Sunday, 10 March 2019
Abduction 101 (2019) - Horror Film Review
Abduction 101 is a good example of an indie horror film done right. It impresses with a novel format, and an engaging soundtrack. Directed and written by Robin Entreinger and Steve Noir, this was nominated for Best Special Effects, Best Badass and Best Nudity Scene at the Independent Horror Movie Awards. This movie also happens to mark the first test run of my new Bluetooth headphones for my PC, a test that worked very well and really added another layer to my enjoyment.
So this follows quite an odd style. The events of the film are a retelling of a nightmare that a woman (played by Luna Labelle) is telling to an off screen person. In this nightmare she tells a story about three women (played by Adrienne Stone, Nixi Oblivion, and Brianna Shewbert Rouse) who live in a house by some woods. While out running one day one of the housemates sees strange masked men wandering around and realises they are coming from a strange compound in the woodlands. Curiosity getting the better of her she, along with the other two decide to investigate to see what exactly they are up to...
I found the retelling of a dream to be a pretty cool way to plot a film, especially when the person telling the story barely even features in the dream at all. A lot of this occurs with following just one character around at a time. Filling in the gaps you have both the primary narrator explaining what is happening, but you then also get the immediate thoughts of characters as narration as they move around. This added so much as without it may well have gotten slightly dull. At several points during the course of Abduction 101 it goes back to the real world, signified by being shot in black and white. Within minutes it is established that the whole woods thing is a dream, yet by having that in colour and the real world in black and white it makes it the focal point. It still felt like maybe the events happening may actually feed back into reality.
The pacing of this worked well for me, from the prologue of a bound woman being force fed a strange octopus type creature, to the set up of the friends finding themselves in peril. It flowed naturally and the narration kept it all engaging, such as when the narrator makes a comment about what is going to happen, such as stating that one of the women is her heroine, and who later on in the film does indeed become the primary protagonist. I have to add here that I usually get characters names from IMDB or the end credits of whichever film I'm watching, but here the actors roles are unnamed, which is why I'm not referring to any character by their given name! One issue I did have is that the camera work felt like it was done by a drunk man, it is obsessed with swaying around constantly. It gives it a fly on the wall feeling, but watching this hungover (as I indeed am today!) did make me feel a little nauseous. The soundtrack on the other hand was fantastic, a constant thumping beat that married perfectly with the onscreen antics, the whole finale was made whole by this music that worked so well with the visuals. With so much unexplained, and with the strange interactions Abduction 101 had the feel of a dream, a purposeful decision, yet like Close Calls it works for making this feel more like an experience.
The idea for the story reminded me of Invasion of the Body Snatchers due to the antagonists being emotionless drones that seem to be under the command of an unseen master.

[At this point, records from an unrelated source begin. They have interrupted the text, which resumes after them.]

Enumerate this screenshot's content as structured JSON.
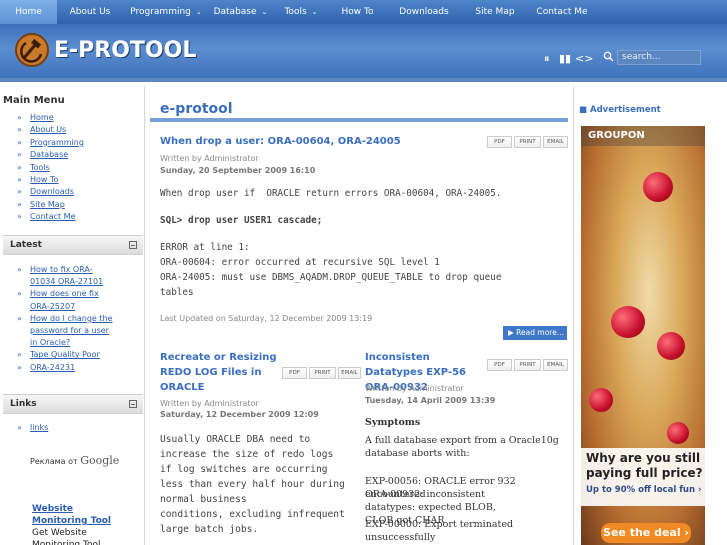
{
  "topnav": {
    "items": [
      {
        "label": "Home",
        "dropdown": false,
        "active": true
      },
      {
        "label": "About Us",
        "dropdown": false
      },
      {
        "label": "Programming",
        "dropdown": true
      },
      {
        "label": "Database",
        "dropdown": true
      },
      {
        "label": "Tools",
        "dropdown": true
      },
      {
        "label": "How To",
        "dropdown": false
      },
      {
        "label": "Downloads",
        "dropdown": false
      },
      {
        "label": "Site Map",
        "dropdown": false
      },
      {
        "label": "Contact Me",
        "dropdown": false
      }
    ],
    "caret": "⌄"
  },
  "header": {
    "logo_text": "E-PROTOOL",
    "controls": [
      "⏸",
      "▮▮",
      "<>"
    ],
    "search_placeholder": "search..."
  },
  "main_menu": {
    "title": "Main Menu",
    "items": [
      "Home",
      "About Us",
      "Programming",
      "Database",
      "Tools",
      "How To",
      "Downloads",
      "Site Map",
      "Contact Me"
    ]
  },
  "latest": {
    "title": "Latest",
    "items": [
      "How to fix ORA-01034 ORA-27101",
      "How does one fix ORA-25207",
      "How do I change the password for a user in Oracle?",
      "Tape Quality Poor",
      "ORA-24231"
    ]
  },
  "links": {
    "title": "Links",
    "items": [
      "links"
    ],
    "ads_by": "Реклама от",
    "google": "Google",
    "ad_link": "Website Monitoring Tool",
    "ad_text": "Get Website Monitoring Tool"
  },
  "main": {
    "title": "e-protool",
    "buttons": [
      "PDF",
      "PRINT",
      "EMAIL"
    ],
    "read_more": "Read more...",
    "article1": {
      "title": "When drop a user: ORA-00604, ORA-24005",
      "author": "Written by Administrator",
      "date": "Sunday, 20 September 2009 16:10",
      "body": [
        "When drop user if  ORACLE return errors ORA-00604, ORA-24005.",
        "",
        "SQL> drop user USER1 cascade;",
        "",
        "ERROR at line 1:",
        "ORA-00604: error occurred at recursive SQL level 1",
        "ORA-24005: must use DBMS_AQADM.DROP_QUEUE_TABLE to drop queue",
        "tables"
      ],
      "updated": "Last Updated on Saturday, 12 December 2009 13:19"
    },
    "article2": {
      "title": "Recreate or Resizing REDO LOG Files in ORACLE",
      "author": "Written by Administrator",
      "date": "Saturday, 12 December 2009 12:09",
      "body": [
        "Usually ORACLE DBA need to",
        "increase the size of redo logs",
        "if log switches are occurring",
        "less than every half hour during",
        "normal business",
        "conditions, excluding infrequent",
        "large batch jobs."
      ]
    },
    "article3": {
      "title": "Inconsisten Datatypes EXP-56 ORA-00932",
      "author": "Written by Administrator",
      "date": "Tuesday, 14 April 2009 13:39",
      "symptoms": "Symptoms",
      "body": "A full database export from a Oracle10g database aborts with:",
      "body2": [
        "EXP-00056: ORACLE error 932 encountered",
        "ORA-00932: inconsistent datatypes: expected BLOB, CLOB got CHAR",
        "EXP-00000: Export terminated unsuccessfully"
      ]
    }
  },
  "advert": {
    "title": "Advertisement",
    "brand": "GROUPON",
    "headline": "Why are you still paying full price?",
    "subline": "Up to 90% off local fun ›",
    "cta": "See the deal ›"
  }
}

This led to a very thrilling finale that had lots of tense and bloodlessly violent fight scenes. Special mention goes to the female drone (played by Kayla Kilby), she had such an expression devoid of any sort of humanity, loved it. Now this does almost fall into female exploitation a times, the core concept is females tied up in various ways, while even when they are free they choose to wear bikinis and tight fitting trousers that the camera never seemed to get tired of focussing on. Then there is the prolonged award nominated nudity scene that had context to it, but was the one scene of the movie that just seemed to be over long for no real reason.
Abduction 101 was an indie horror that I enjoyed far more than I expected to. The short length (seventy five minutes) meant that the story flowed quickly with no real excess (aside from the lengthy nudity scene), and the feeling of really being inside a dream gave this a strange charm. For all its dwelling on the female form it did in fact give a headstrong female protagonist, and in terms of the story I liked where it went. Better than the bland title would suggest. Check out the official trailer for Abduction 101 below.